I saw the best doctor I have seen across my 22 years of having JIA - Dr Hull at Portsmouth Queen Alexandra Hospital. He quickly referred me to have splints made for day and night as my hand was incredibly stiff. The person who made the splints was called Caroline Mountain. We saw the wonderful Caroline for years. She would make me 2 splints each year, one for day use and one for night. It would take a while to make the perfect splint but Caroline was incredible! She made them from scratch from a large sheet of plastic. She had to create a paper version first to copy onto the plastic. I got to choose the Velcro colour each time and that was always my favourite part of the process.

Going to school with a plastic arm was tough. I’m so proud of myself for putting up with the bullying. I kept the splint on despite the bullying. I wouldn’t be where I am now if I had given in to bullies. They would colour their arms in with different colour pens and claim to have arthritis. I remember their names to this day!

When I turned 19, my wrist went from manageable to incredibly painful right up to my elbow. The pain was so bad that I needed to see a rheumatologist again. I was referred and awaited a new appointment.

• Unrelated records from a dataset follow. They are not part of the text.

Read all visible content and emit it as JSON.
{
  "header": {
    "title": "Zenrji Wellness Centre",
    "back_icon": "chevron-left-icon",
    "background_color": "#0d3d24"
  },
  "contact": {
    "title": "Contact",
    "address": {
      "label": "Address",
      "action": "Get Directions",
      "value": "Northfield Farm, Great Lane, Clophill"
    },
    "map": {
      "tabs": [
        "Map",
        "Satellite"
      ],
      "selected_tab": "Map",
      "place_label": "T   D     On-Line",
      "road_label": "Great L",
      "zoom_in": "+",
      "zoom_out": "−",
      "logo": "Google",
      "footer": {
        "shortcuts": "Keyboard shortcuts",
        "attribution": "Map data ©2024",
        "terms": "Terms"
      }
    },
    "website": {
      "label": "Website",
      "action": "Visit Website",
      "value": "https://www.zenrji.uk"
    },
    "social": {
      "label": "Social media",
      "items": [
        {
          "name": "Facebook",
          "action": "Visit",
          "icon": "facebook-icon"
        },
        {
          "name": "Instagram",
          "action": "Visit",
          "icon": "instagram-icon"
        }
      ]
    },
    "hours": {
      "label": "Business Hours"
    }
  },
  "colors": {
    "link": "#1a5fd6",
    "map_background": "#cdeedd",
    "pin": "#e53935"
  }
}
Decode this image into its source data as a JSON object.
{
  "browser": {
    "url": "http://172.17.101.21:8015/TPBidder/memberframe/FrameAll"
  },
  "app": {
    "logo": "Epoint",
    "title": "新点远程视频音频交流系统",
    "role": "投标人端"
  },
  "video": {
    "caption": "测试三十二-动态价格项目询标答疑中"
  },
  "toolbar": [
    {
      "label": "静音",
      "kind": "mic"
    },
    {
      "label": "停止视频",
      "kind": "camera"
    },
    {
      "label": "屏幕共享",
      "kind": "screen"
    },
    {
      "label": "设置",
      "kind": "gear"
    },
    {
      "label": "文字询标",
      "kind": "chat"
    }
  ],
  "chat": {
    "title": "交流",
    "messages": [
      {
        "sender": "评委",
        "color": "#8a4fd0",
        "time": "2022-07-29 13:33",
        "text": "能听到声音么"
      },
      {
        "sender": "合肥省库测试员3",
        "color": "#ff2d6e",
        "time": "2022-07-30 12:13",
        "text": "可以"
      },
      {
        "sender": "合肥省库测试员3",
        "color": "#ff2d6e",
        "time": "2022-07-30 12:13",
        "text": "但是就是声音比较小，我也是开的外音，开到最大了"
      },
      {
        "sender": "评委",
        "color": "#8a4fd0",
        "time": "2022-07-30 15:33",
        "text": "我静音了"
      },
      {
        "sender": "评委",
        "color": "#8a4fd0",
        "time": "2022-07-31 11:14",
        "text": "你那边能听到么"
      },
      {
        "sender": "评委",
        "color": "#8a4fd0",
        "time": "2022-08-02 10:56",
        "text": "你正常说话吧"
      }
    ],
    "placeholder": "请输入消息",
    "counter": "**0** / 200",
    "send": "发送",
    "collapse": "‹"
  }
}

By this time, Dr Hull had retired and I was no longer having splints made. Caroline had left and my grandad had passed away. My mum came with me but I felt incredibly anxious that my grandad wasn’t there to talk for me. I had to do this myself. Luckily, one of the nurses that I had been seeing for years and years was still there. She sat with me to have a chat about grandad which I am forever grateful for. She even examined me herself in her office before handing me over to the new doctor. She was incredible.

I was offered two types of medication; Methotrexate or Sulfasalazine. I chose Sulfasalazine and they had to prescribe it on a high dosage. I am on 3mg a day and it works really well for me. I don’t suffer from many of the side effects which is great.

2022 has been a really tough year for me and my family. We lost my Dad in January along with some family pets. I decided I needed to turn this year around so, despite the pain and the amount of determination required, I signed myself up to complete the race for life.

On July 3rd, I completed the race for life alongside my mum, my auntie (in breast cancer remission), my sister and my two best friends. I completed the race within 50 minutes. Having an autoimmune disease like JIA, this achievement was incredible and I am so proud of myself for pushing through. I have also managed to avoid a flare which is even better!

As I have many family members with, or in remission, of cancer, this is something very close to my heart and I wanted to do something to help change things for mine and others futures.

If you are concerned that a child or young person may have JIA and would like to know more, please visit

You can find out more about Juvenile Idiopathic Arthritis here.

Kelly at the end of her Race for Life. She is wearing pink, and surrounded by her fellow runners.
Kelly enjoying an ice cream after completing her run.